When he was young, The Professor thought that trees were superior beings that had evolved far in advance of humankind. It was evident to him, even at a young age, that they lived individually, but also as a group, as part of a community. Each tree seemed to be simultaneously alike yet different—sometimes slightly, sometimes a lot—and each stand or grove of trees was subsequently unique. Looked at together, The Professor saw how they shared the sun, cohabitated amidst the soil, and drank together from the same water table. While there was evident competition—maximizing the number and arrangement of their leaves to achieve the highest quantity and best quality photosynthesis, for example—The Professor saw there was always evidence of cooperation in their overall form, in the way, for example, that they visually orchestrated the prevailing winds with their leaves, branches and trunks for the benefit of the overall group.
Even the simplest single tree seemed to be sentient. Each tree was a mystery, a puzzle to The Professor, something to be figured out that was deep, barely fathomable but clearly there. Perhaps each tree was an embodiment of the wisdom it contained. Perhaps each tree set itself up for winter by hibernating and slumbering into reticence. Perhaps each tree awoke come spring, found its metabolism on the uptick and, as the days lengthened and reached into summer, exuberantly embarked upon an extended orgiastic period, one that conceivably lasted hours, days, maybe even weeks as their buds sprouted, their blossoms bloomed, their trunk expanded, their roots dug deeper, and their leaves exploded into formation.

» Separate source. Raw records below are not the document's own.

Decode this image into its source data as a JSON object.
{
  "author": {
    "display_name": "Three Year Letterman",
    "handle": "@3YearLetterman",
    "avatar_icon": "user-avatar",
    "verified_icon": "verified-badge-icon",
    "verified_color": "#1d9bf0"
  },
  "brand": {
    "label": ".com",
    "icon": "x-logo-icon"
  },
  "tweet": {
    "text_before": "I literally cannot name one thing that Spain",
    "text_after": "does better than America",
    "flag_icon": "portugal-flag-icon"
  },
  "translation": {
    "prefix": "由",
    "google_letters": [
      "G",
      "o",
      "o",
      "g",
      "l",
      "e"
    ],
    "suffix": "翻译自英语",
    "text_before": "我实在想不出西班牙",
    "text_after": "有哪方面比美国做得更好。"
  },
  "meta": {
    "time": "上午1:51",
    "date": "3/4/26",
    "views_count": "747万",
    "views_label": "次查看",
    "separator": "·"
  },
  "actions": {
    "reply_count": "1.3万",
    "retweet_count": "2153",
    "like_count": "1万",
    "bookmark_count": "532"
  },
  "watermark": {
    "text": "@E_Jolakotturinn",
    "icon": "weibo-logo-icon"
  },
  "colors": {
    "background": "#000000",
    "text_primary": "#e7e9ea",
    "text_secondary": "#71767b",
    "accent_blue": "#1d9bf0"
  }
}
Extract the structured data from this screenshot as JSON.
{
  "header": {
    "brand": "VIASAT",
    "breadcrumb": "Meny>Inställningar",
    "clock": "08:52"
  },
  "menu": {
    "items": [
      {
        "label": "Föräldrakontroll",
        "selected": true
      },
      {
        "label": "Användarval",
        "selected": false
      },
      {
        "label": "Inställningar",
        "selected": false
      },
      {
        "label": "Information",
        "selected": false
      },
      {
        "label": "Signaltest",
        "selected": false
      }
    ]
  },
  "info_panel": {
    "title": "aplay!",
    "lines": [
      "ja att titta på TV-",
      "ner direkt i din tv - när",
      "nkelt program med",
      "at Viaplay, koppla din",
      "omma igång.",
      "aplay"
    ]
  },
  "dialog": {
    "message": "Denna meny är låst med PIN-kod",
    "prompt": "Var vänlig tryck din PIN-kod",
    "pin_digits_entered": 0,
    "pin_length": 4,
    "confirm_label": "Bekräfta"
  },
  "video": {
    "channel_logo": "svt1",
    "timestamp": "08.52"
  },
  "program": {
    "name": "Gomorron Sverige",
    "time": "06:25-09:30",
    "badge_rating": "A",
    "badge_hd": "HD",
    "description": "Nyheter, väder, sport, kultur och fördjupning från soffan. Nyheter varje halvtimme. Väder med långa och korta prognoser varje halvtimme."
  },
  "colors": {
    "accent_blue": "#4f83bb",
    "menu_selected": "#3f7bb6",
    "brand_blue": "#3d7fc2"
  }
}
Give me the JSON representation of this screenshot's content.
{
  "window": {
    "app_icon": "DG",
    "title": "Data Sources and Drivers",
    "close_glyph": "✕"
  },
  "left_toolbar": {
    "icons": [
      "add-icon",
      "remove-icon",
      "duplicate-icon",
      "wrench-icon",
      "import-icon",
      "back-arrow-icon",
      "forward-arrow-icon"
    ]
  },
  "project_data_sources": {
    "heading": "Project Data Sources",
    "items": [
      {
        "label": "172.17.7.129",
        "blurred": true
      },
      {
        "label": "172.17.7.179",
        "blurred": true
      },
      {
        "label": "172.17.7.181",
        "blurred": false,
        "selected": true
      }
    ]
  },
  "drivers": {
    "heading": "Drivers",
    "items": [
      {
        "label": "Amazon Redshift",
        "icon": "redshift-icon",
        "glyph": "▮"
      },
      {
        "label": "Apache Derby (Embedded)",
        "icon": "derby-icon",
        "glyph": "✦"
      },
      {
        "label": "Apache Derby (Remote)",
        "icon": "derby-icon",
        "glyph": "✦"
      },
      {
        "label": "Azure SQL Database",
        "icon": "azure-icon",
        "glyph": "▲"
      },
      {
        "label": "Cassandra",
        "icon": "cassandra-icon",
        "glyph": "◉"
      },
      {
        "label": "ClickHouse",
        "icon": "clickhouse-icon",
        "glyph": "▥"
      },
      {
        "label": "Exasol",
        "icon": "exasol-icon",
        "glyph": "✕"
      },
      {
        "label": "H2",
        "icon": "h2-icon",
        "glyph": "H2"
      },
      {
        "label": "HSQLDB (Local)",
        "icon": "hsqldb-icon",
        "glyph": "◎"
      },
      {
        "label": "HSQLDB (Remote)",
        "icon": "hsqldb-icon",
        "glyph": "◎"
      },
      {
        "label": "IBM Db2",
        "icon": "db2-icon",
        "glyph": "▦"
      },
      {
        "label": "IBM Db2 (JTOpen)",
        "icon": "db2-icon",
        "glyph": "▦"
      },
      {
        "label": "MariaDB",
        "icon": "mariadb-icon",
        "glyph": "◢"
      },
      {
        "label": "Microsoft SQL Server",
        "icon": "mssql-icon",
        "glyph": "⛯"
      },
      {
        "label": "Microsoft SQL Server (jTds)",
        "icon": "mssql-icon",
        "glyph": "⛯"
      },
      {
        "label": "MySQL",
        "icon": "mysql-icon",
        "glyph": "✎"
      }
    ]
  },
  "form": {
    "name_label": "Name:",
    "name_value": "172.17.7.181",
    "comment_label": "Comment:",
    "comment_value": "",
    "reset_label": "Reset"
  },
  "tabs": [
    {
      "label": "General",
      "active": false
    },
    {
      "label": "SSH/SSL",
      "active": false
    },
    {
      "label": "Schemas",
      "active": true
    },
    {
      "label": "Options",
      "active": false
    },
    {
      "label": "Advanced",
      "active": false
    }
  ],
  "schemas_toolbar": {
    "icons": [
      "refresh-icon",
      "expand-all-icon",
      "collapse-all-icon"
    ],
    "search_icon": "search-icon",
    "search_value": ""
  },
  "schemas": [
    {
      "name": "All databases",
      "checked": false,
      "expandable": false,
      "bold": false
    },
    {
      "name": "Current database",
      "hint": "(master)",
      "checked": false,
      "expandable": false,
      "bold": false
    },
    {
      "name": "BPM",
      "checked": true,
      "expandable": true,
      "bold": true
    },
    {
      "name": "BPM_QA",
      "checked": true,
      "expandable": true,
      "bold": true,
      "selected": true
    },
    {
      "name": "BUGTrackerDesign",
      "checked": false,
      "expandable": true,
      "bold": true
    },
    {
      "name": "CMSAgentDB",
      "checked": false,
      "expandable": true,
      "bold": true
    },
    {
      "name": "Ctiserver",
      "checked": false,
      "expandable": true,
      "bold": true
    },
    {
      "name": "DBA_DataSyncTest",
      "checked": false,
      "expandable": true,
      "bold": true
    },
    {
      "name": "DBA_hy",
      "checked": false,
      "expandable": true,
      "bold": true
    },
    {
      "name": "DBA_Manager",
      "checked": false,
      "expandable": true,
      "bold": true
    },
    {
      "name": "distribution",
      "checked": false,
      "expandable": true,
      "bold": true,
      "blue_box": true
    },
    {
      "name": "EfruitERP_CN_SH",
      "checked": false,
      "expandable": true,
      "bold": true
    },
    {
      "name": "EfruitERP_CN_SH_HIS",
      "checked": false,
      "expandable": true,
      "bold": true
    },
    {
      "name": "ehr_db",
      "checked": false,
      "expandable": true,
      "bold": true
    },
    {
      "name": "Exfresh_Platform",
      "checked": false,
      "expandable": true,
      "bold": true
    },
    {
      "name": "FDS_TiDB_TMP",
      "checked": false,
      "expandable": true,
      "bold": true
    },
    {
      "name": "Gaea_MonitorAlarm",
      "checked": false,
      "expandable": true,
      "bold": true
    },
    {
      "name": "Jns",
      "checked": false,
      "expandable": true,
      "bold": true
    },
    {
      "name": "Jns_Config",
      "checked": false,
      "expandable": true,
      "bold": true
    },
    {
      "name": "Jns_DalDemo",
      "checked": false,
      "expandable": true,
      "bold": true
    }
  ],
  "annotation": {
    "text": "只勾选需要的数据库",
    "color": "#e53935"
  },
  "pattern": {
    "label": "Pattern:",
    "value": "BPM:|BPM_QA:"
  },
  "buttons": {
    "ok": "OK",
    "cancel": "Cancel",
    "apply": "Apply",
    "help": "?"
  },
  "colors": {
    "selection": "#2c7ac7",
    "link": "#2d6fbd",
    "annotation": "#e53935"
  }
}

The Professor thought the most compelling aspect of a tree was its form, its shape, the way it looks as manifested in its proportions, combinations of texture and colors, deployments of positive and negative spaces, and, finally, in its pure, unadulterated beauty. That beauty comes to the tree through eons of evolution, through truly countless iterations of what a tree could or might look like. So, the stunning shapes The Professor saw and experienced came about as a self-assembling system would, built from the ground up [figuratively & literally] by their own genetic code.
But to anyone who has spent thousands of hours [like The Professor has] traipsing through the woods, it’s clear that a tree’s beauty also comes from its continuous, life-long relationship with everything that is around it; a tree’s interaction with the elements [meaning air, earth, sun, water] is a powerful form generator. As is a tree’s placement relative to its neighboring trees; the one effects the many, and the many effect the one. The Professor came to realize that what we have with a tree is an optimal manifestation: the best solution to the problem of what happens when powerful code [the tree’s genetic material, its DNA] is met head-on by powerful yet variable forces [in this case, the weather].
The organism that ensues, the one that we think we know of as a “tree,” is, to The Professor, a dynamic cluster of changing three-dimensional patterns. A true metapattern. A tree functions in such a way—according to a report in NewScientist* and as first observed by Leonardo da Vinci—that “at any height above the ground, the total cross section of some tree branches has roughly the same area as that of the trunk.” To anyone who seeks to express the poetic possibilities of form, shape and space—and by that I mean all artists, architects, craftspeople and designers—I would submit the tree for consideration, or better yet, for close observation, active contemplation and direct multi-level inspiration. Looking at it from the applied-creativity side, individuals, teams and departments would all do well to contemplate the lessons of the tree as a strategy to encourage individual excellence while at the same time celebrating group harmony, and that’s why they call me The Professor.
* NewScientist, 3 December 2011, “In brief” section [no byline], “Da Vinci pattern helps trees resist wind,” p. 22